Westmoreland, Trelawny, St James start anti-chik-V clean-up campaign
Barrington Flemming, Gleaner Writer
WESTERN BUREAU: WHILE THEY are yet to get the promise funding from Government, three parishes in western Jamaica have started their anti-chikungunya virus clean-up campaign, utilising the biographic indices (reports showing areas with greatest risk), which was prepared by the respective health departments.
Following a recent meeting with all mayors, the Government announced that the Ministry of Local Government would give money to each council to help drive their clean-up effort.
Wynter McIntosh, mayor of Lucea, a town which recently came under much criticism for its unsightly state, said the clean-up effort in the town started on Saturday and was progressing well.
"We had a clean-up day in Lucea on Saturday in conjunction with the National Solid Waste Management Authority and other agencies and it was a success," McIntosh said. "This was just the first phase of the effort because we are acting on the instructions of the health department, which has identified 28 possible high-risk areas in the parish, so our emphasis will be on those areas."
McIntosh said while the second phase of the programme is slated to get under way in two weeks, the drains in the town and areas such as Malcolm Heights, Johnson Town and Prosper have been cleaned. He further noted that some schools and churches should begin their clean-up activities tomorrow.
"We have identified workmen who will continue to clean and maintain the drains, so we don't have a recurrence of what prevailed here before," McIntosh said.
Mayor of Falmouth Garth Wilkinson said the Trelawny Parish Council has created a work programme for the parish, driven by the identification of 20 key areas by the health department.
"The health department has done a biographic index for the parish and we have used that to inform our way forward," said Wilkinson. "We have ensured that all drains in the town of Falmouth are clean. In addition, fogging and spraying to kill the adult mosquitoes and treating sites with larvae are also integral.

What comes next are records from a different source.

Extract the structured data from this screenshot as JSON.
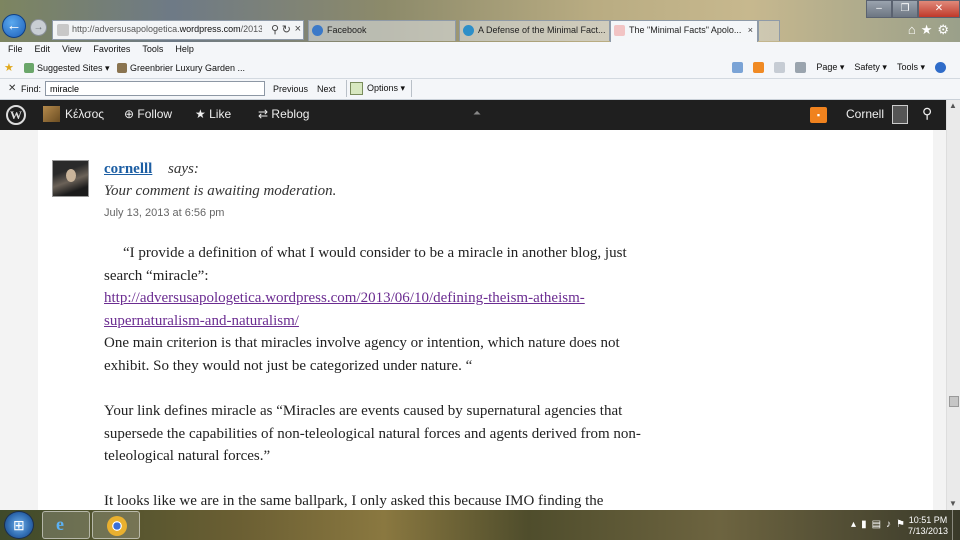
{
  "browser": {
    "address": {
      "prefix": "http://adversusapologetica.",
      "host": "wordpress.com",
      "rest": "/2013"
    },
    "tabs": [
      {
        "label": "Facebook"
      },
      {
        "label": "A Defense of the Minimal Fact..."
      },
      {
        "label": "The \"Minimal Facts\" Apolo...",
        "active": true
      }
    ],
    "menu": [
      "File",
      "Edit",
      "View",
      "Favorites",
      "Tools",
      "Help"
    ],
    "favorites": [
      "Suggested Sites ▾",
      "Greenbrier Luxury Garden ..."
    ],
    "command_bar": [
      "Page ▾",
      "Safety ▾",
      "Tools ▾"
    ],
    "find": {
      "label": "Find:",
      "value": "miracle",
      "previous": "Previous",
      "next": "Next",
      "options": "Options"
    }
  },
  "wpbar": {
    "site": "Κέλσος",
    "follow": "Follow",
    "like": "Like",
    "reblog": "Reblog",
    "user": "Cornell"
  },
  "comment": {
    "author": "cornelll",
    "says": "says:",
    "moderation": "Your comment is awaiting moderation.",
    "date": "July 13, 2013 at 6:56 pm",
    "para1_a": "“I provide a definition of what I would consider to be a miracle in another blog, just search “miracle”:",
    "link": "http://adversusapologetica.wordpress.com/2013/06/10/defining-theism-atheism-supernaturalism-and-naturalism/",
    "para1_b": "One main criterion is that miracles involve agency or intention, which nature does not exhibit. So they would not just be categorized under nature. “",
    "para2": "Your link defines miracle as “Miracles are events caused by supernatural agencies that supersede the capabilities of non-teleological natural forces and agents derived from non-teleological natural forces.”",
    "para3": "It looks like we are in the same ballpark, I only asked this because IMO finding the"
  },
  "taskbar": {
    "time": "10:51 PM",
    "date": "7/13/2013"
  }
}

"Each of the nine councillors has been given $200,000 to spearhead clean-up efforts in their divisions," Wilkinson added.
In Montego Bay, Mayor Glendon Harris said the parish's programme began on Tuesday in Greens, a community adjacent to Norwood. He said they started in Greens based on instructions from the St James Health Department.

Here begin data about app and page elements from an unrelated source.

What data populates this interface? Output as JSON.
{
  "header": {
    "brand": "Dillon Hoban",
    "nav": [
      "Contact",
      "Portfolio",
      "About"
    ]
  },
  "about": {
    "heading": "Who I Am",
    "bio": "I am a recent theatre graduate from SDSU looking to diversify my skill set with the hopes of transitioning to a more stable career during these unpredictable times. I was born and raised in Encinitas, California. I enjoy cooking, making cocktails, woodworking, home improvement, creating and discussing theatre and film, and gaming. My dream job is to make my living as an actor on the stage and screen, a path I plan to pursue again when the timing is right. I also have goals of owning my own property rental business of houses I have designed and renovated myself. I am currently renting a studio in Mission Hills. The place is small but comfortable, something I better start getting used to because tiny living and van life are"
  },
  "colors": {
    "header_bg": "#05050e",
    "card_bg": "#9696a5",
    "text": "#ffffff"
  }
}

In Westmoreland, Mayor of Savanna-la-Mar Bertel Moore said while they have not officially started their clean-up campaign, a meeting involving major stakeholders in the parish was to take place yesterday to finalise plans for the clean-up.